Sir Gawain and the Green Knight, with Clive Hicks-Jenkins

Painted maquette of Gawain, by Clive Hicks-Jenkins, 2015 (artist's copyright)
I don't remember a huge amount about my first year at university (it was 1985, after all) but I do recall that all the English students had to read 'Sir Gawain and the Green Knight' in the original olde English, and that none of them seemed to enjoy it very much. Well, I've been reading this remarkable medieval poem in Simon Armitage's newish translation, and have enjoyed the experience hugely.

Its author, the mysterious Pearl Poet, lived and worked around the same time as Chaucer (14th century) and in this translation, at least, the story seems closer in spirit to 'The Canterbury Tales' than to 'The Mabinogion'. Gawain is not an idealised knight but a human being who is tormented by temptation and who - crucially - fails to resist. Actually his fellow knights don't seem that concerned about his fall from grace, considering the womanly wiles to which he is subjected, but he feels that he has failed dismally. He is not a cipher in a helmet, but a proud, flawed young man.

Chaucer would no doubt have described Gawain's temptations more earthily, yet their description is in the spirit of his Tales, and the counterpoint between scenes of hunting and seduction is glorious.

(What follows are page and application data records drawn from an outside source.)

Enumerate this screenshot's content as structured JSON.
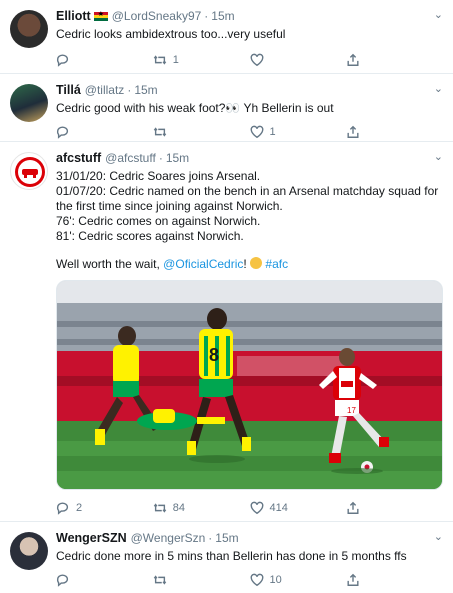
{
  "tweets": [
    {
      "name": "Elliott",
      "handle": "@LordSneaky97",
      "time": "15m",
      "text": "Cedric looks ambidextrous too...very useful",
      "reply_count": "",
      "retweet_count": "1",
      "like_count": ""
    },
    {
      "name": "Tillá",
      "handle": "@tillatz",
      "time": "15m",
      "text": "Cedric good with his weak foot?👀 Yh Bellerin is out",
      "reply_count": "",
      "retweet_count": "",
      "like_count": "1"
    },
    {
      "name": "afcstuff",
      "handle": "@afcstuff",
      "time": "15m",
      "lines": [
        "31/01/20: Cedric Soares joins Arsenal.",
        "01/07/20: Cedric named on the bench in an Arsenal matchday squad for the first time since joining against Norwich.",
        "76': Cedric comes on against Norwich.",
        "81': Cedric scores against Norwich."
      ],
      "closing_text": "Well worth the wait,",
      "mention": "@OficialCedric",
      "hashtag": "#afc",
      "reply_count": "2",
      "retweet_count": "84",
      "like_count": "414"
    },
    {
      "name": "WengerSZN",
      "handle": "@WengerSzn",
      "time": "15m",
      "text": "Cedric done more in 5 mins than Bellerin has done in 5 months ffs",
      "reply_count": "",
      "retweet_count": "",
      "like_count": "10"
    }
  ],
  "separator": "·",
  "icons": {
    "reply": "reply-icon",
    "retweet": "retweet-icon",
    "like": "heart-icon",
    "share": "share-icon",
    "caret": "chevron-down-icon"
  },
  "colors": {
    "link": "#1b95e0",
    "muted": "#657786",
    "arsenal_red": "#db0007",
    "norwich_yellow": "#fff200",
    "norwich_green": "#00a650"
  }
}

Here and there I'm also reminded of 'Don Quixote' (in translation, alas), in the sense that the Pearl Poet seems to be playing with the traditions and expectations of medieval chivalry. On one level, Gawain is the butt of a rather cruel joke: he thinks he's a bold knight on a brave and noble quest, but he is deceived - rather as the squire of La Mancha deceives himself.

Although I do love a bit of knight errantry, there is an ulterior motive to all this. I'm involved as a sort of writer-in-residence in a collaboration between painter Clive Hicks-Jenkins and printmaker Dan Bugg of the Penfold Press. Together they are to produce a set of fourteen editioned screenprints illustrating 'Sir Gawain and the Green Knight', with the first one under way. Having already worked with an impressive roster of artists (Mark Hearld, Emily Sutton, Angela Harding, Jonny Hannah, Ed Kluz), Dan relishes this kind of collaboration.

Painted maquettes for Gawain & Gringolet, Clive Hicks-Jenkins, 2015 (artist's copyright)
Clive, meanwhile, has been exploring the story of Gawain for years, which probably doesn't come as a surprise if you know his work. A former actor, choreographer and theatre director, he was first inspired as a painter by the Welsh landscape and the spirit of the Neo-Romantics. Subsequently, however, he has found rich veins of material in Bible stories, Welsh mythology and an array of narratives involving saints and animals (wolves, dragons and the like); he is also, I should add, a prodigious creator of artist's books.

Over the years he has evolved an unusual, distinctive approach to painting, which sees him first create articulated maquettes of figures. These he manipulates into shapes that a real model (human or animal) would struggle to achieve, so that the figure(s) form part of a fully integrated design in which negative space is as valuable as positive. The upshot is that the paintings are bold, stylised and quivering with life. They are colourful, but not pretty. An early version of the Green Knight is fairly scary, while paintings of Gawain show a vulnerable young man, proud and unaware of what fate has in store...

For more information do have a look at Clive's artlog or visit the Penfold Press.

1 comment:

  1. How extraordinary, I did not know about the articulated maquettes but now it all makes sense.